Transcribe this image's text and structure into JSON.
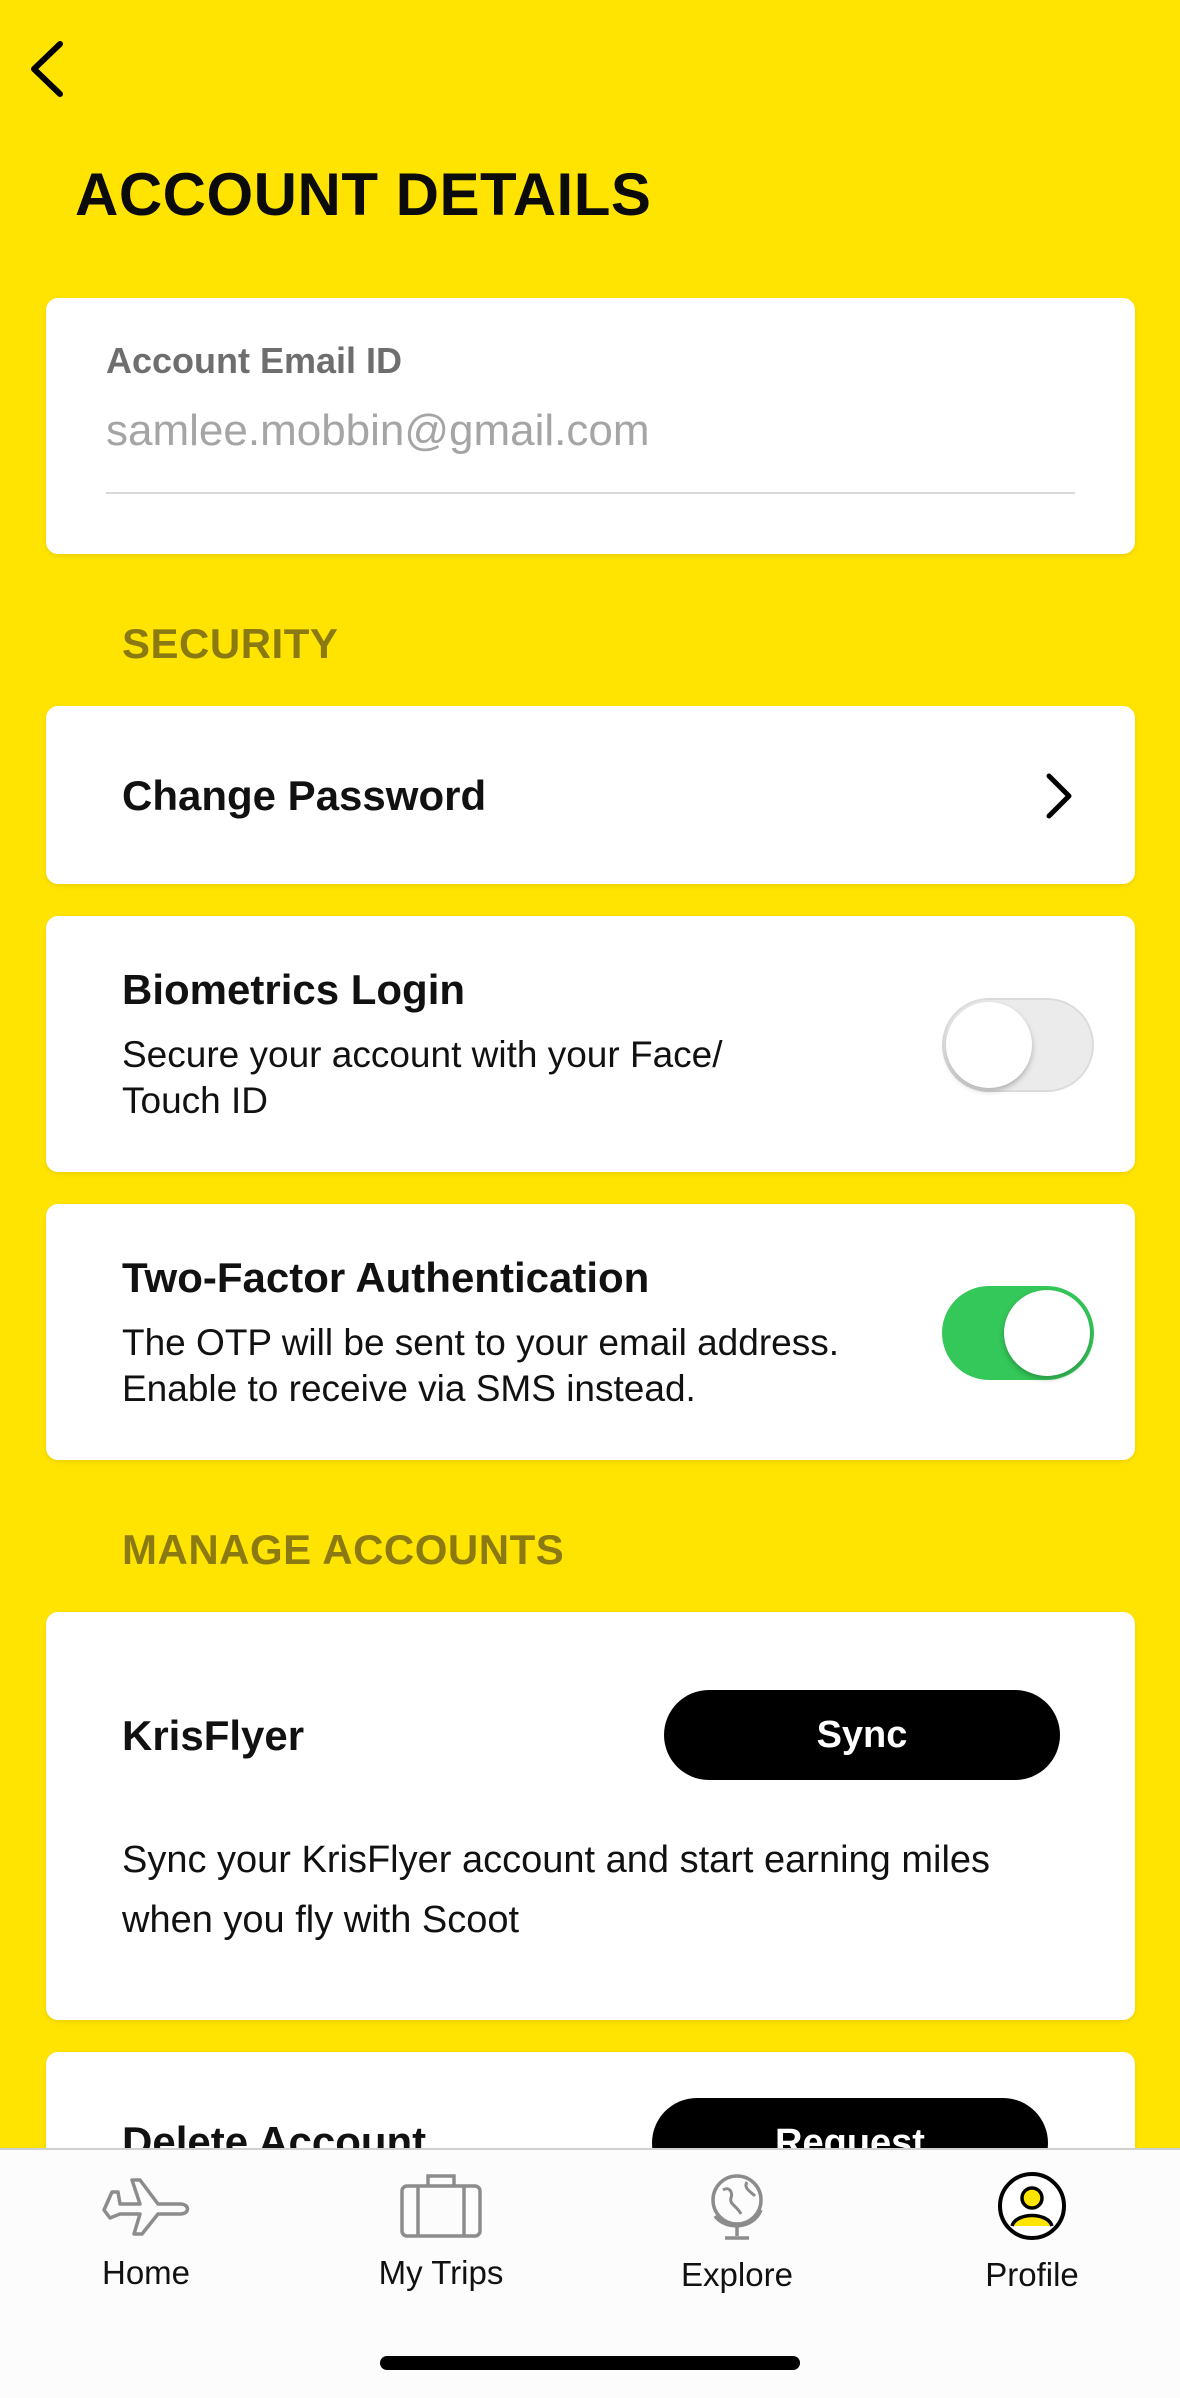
{
  "header": {
    "title": "ACCOUNT DETAILS"
  },
  "email": {
    "label": "Account Email ID",
    "value": "samlee.mobbin@gmail.com"
  },
  "security": {
    "section_label": "SECURITY",
    "change_password": {
      "label": "Change Password"
    },
    "biometrics": {
      "title": "Biometrics Login",
      "desc_line1": "Secure your account with your Face/",
      "desc_line2": "Touch ID",
      "enabled": false
    },
    "two_factor": {
      "title": "Two-Factor Authentication",
      "desc_line1": "The OTP will be sent to your email address.",
      "desc_line2": "Enable to receive via SMS instead.",
      "enabled": true
    }
  },
  "manage_accounts": {
    "section_label": "MANAGE ACCOUNTS",
    "krisflyer": {
      "title": "KrisFlyer",
      "button_label": "Sync",
      "desc_line1": "Sync your KrisFlyer account and start earning miles",
      "desc_line2": "when you fly with Scoot"
    },
    "delete_account": {
      "title": "Delete Account",
      "button_label": "Request"
    }
  },
  "tabbar": {
    "items": [
      {
        "label": "Home",
        "icon": "airplane-icon",
        "active": false
      },
      {
        "label": "My Trips",
        "icon": "suitcase-icon",
        "active": false
      },
      {
        "label": "Explore",
        "icon": "globe-icon",
        "active": false
      },
      {
        "label": "Profile",
        "icon": "profile-icon",
        "active": true
      }
    ]
  },
  "colors": {
    "background": "#FFE301",
    "section_label": "#8B7A12",
    "toggle_on": "#34C759",
    "button": "#000000",
    "profile_accent": "#FFE301"
  }
}
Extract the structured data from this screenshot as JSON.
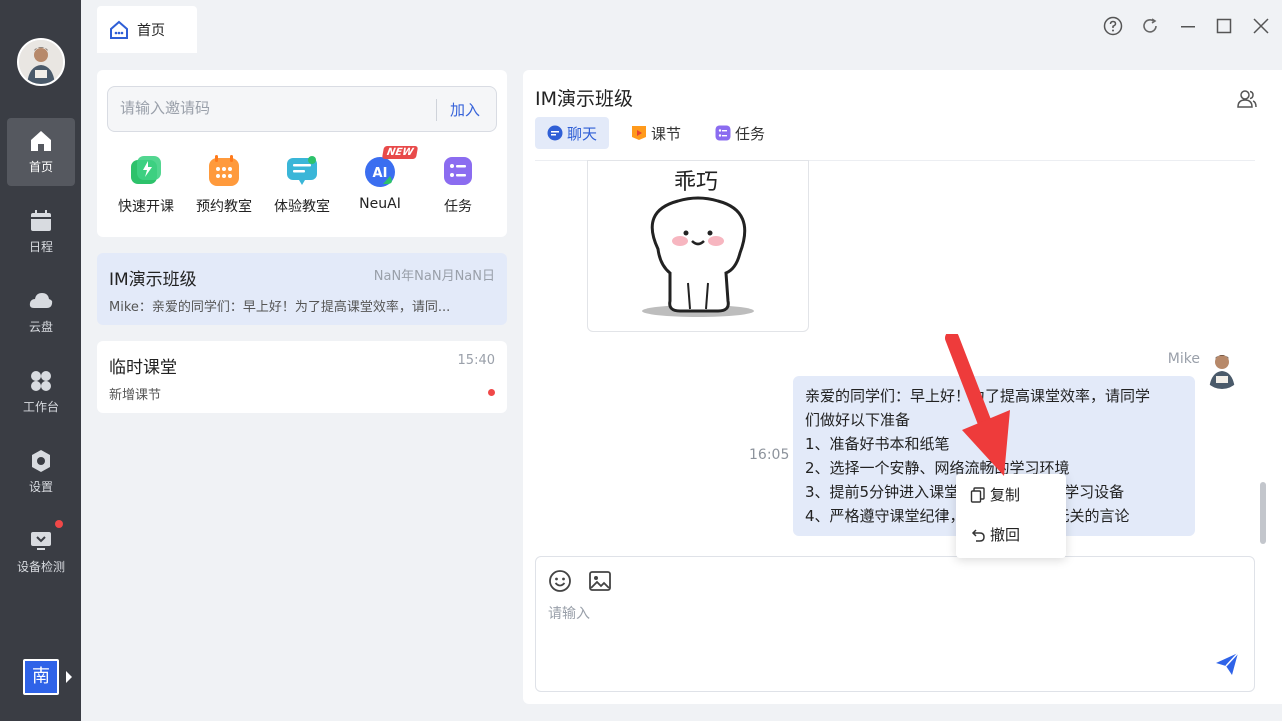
{
  "sidebar": {
    "items": [
      {
        "label": "首页",
        "icon": "home-icon",
        "active": true
      },
      {
        "label": "日程",
        "icon": "calendar-icon"
      },
      {
        "label": "云盘",
        "icon": "cloud-icon"
      },
      {
        "label": "工作台",
        "icon": "workbench-icon"
      },
      {
        "label": "设置",
        "icon": "settings-icon"
      },
      {
        "label": "设备检测",
        "icon": "device-check-icon",
        "badge": true
      }
    ],
    "lang_button": "南"
  },
  "topbar": {
    "home_tab": "首页"
  },
  "invite": {
    "placeholder": "请输入邀请码",
    "join_label": "加入"
  },
  "quick_actions": [
    {
      "label": "快速开课",
      "color": "#2dc26b"
    },
    {
      "label": "预约教室",
      "color": "#ff9a3c"
    },
    {
      "label": "体验教室",
      "color": "#3ab6d8"
    },
    {
      "label": "NeuAI",
      "color": "#3b6ef0",
      "badge": "NEW"
    },
    {
      "label": "任务",
      "color": "#8b6cf0"
    }
  ],
  "conversations": [
    {
      "title": "IM演示班级",
      "time": "NaN年NaN月NaN日",
      "preview": "Mike：亲爱的同学们：早上好！为了提高课堂效率，请同...",
      "active": true
    },
    {
      "title": "临时课堂",
      "time": "15:40",
      "preview": "新增课节",
      "unread": true
    }
  ],
  "chat": {
    "title": "IM演示班级",
    "tabs": [
      {
        "label": "聊天",
        "active": true
      },
      {
        "label": "课节"
      },
      {
        "label": "任务"
      }
    ],
    "sticker_text": "乖巧",
    "sender": "Mike",
    "message_time": "16:05",
    "message_lines": [
      "亲爱的同学们：早上好！为了提高课堂效率，请同学",
      "们做好以下准备",
      "1、准备好书本和纸笔",
      "2、选择一个安静、网络流畅的学习环境",
      "3、提前5分钟进入课堂，检查好自己的学习设备",
      "4、严格遵守课堂纪律，不发表与课程无关的言论"
    ],
    "composer_placeholder": "请输入"
  },
  "context_menu": {
    "items": [
      {
        "label": "复制",
        "icon": "copy-icon"
      },
      {
        "label": "撤回",
        "icon": "undo-icon"
      }
    ]
  },
  "colors": {
    "sidebar": "#3a3d44",
    "accent": "#2f5fd6",
    "active_bg": "#e3eaf9",
    "badge_red": "#f04848"
  }
}
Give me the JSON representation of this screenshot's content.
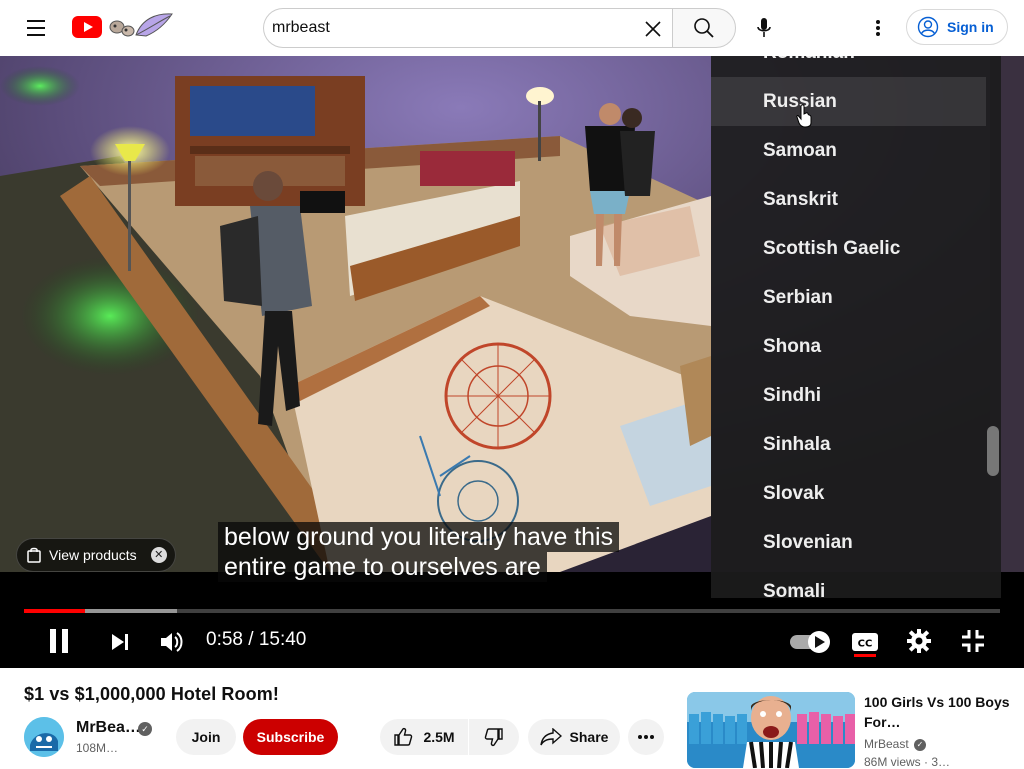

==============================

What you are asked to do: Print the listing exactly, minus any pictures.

Answer:
Transcribe this image's text and structure into JSON.
{
  "header": {
    "title": "ACCOUNT DETAILS"
  },
  "email": {
    "label": "Account Email ID",
    "value": "samlee.mobbin@gmail.com"
  },
  "security": {
    "section_label": "SECURITY",
    "change_password": {
      "label": "Change Password"
    },
    "biometrics": {
      "title": "Biometrics Login",
      "desc_line1": "Secure your account with your Face/",
      "desc_line2": "Touch ID",
      "enabled": false
    },
    "two_factor": {
      "title": "Two-Factor Authentication",
      "desc_line1": "The OTP will be sent to your email address.",
      "desc_line2": "Enable to receive via SMS instead.",
      "enabled": true
    }
  },
  "manage_accounts": {
    "section_label": "MANAGE ACCOUNTS",
    "krisflyer": {
      "title": "KrisFlyer",
      "button_label": "Sync",
      "desc_line1": "Sync your KrisFlyer account and start earning miles",
      "desc_line2": "when you fly with Scoot"
    },
    "delete_account": {
      "title": "Delete Account",
      "button_label": "Request"
    }
  },
  "tabbar": {
    "items": [
      {
        "label": "Home",
        "icon": "airplane-icon",
        "active": false
      },
      {
        "label": "My Trips",
        "icon": "suitcase-icon",
        "active": false
      },
      {
        "label": "Explore",
        "icon": "globe-icon",
        "active": false
      },
      {
        "label": "Profile",
        "icon": "profile-icon",
        "active": true
      }
    ]
  },
  "colors": {
    "background": "#FFE301",
    "section_label": "#8B7A12",
    "toggle_on": "#34C759",
    "button": "#000000",
    "profile_accent": "#FFE301"
  }
}
Extract the structured data from this screenshot as JSON.
{
  "sidebar": {
    "items": [
      {
        "label": "首页",
        "icon": "home-icon",
        "active": true
      },
      {
        "label": "日程",
        "icon": "calendar-icon"
      },
      {
        "label": "云盘",
        "icon": "cloud-icon"
      },
      {
        "label": "工作台",
        "icon": "workbench-icon"
      },
      {
        "label": "设置",
        "icon": "settings-icon"
      },
      {
        "label": "设备检测",
        "icon": "device-check-icon",
        "badge": true
      }
    ],
    "lang_button": "南"
  },
  "topbar": {
    "home_tab": "首页"
  },
  "invite": {
    "placeholder": "请输入邀请码",
    "join_label": "加入"
  },
  "quick_actions": [
    {
      "label": "快速开课",
      "color": "#2dc26b"
    },
    {
      "label": "预约教室",
      "color": "#ff9a3c"
    },
    {
      "label": "体验教室",
      "color": "#3ab6d8"
    },
    {
      "label": "NeuAI",
      "color": "#3b6ef0",
      "badge": "NEW"
    },
    {
      "label": "任务",
      "color": "#8b6cf0"
    }
  ],
  "conversations": [
    {
      "title": "IM演示班级",
      "time": "NaN年NaN月NaN日",
      "preview": "Mike：亲爱的同学们：早上好！为了提高课堂效率，请同...",
      "active": true
    },
    {
      "title": "临时课堂",
      "time": "15:40",
      "preview": "新增课节",
      "unread": true
    }
  ],
  "chat": {
    "title": "IM演示班级",
    "tabs": [
      {
        "label": "聊天",
        "active": true
      },
      {
        "label": "课节"
      },
      {
        "label": "任务"
      }
    ],
    "sticker_text": "乖巧",
    "sender": "Mike",
    "message_time": "16:05",
    "message_lines": [
      "亲爱的同学们：早上好！为了提高课堂效率，请同学",
      "们做好以下准备",
      "1、准备好书本和纸笔",
      "2、选择一个安静、网络流畅的学习环境",
      "3、提前5分钟进入课堂，检查好自己的学习设备",
      "4、严格遵守课堂纪律，不发表与课程无关的言论"
    ],
    "composer_placeholder": "请输入"
  },
  "context_menu": {
    "items": [
      {
        "label": "复制",
        "icon": "copy-icon"
      },
      {
        "label": "撤回",
        "icon": "undo-icon"
      }
    ]
  },
  "colors": {
    "sidebar": "#3a3d44",
    "accent": "#2f5fd6",
    "active_bg": "#e3eaf9",
    "badge_red": "#f04848"
  }
}
Give me the JSON representation of this screenshot's content.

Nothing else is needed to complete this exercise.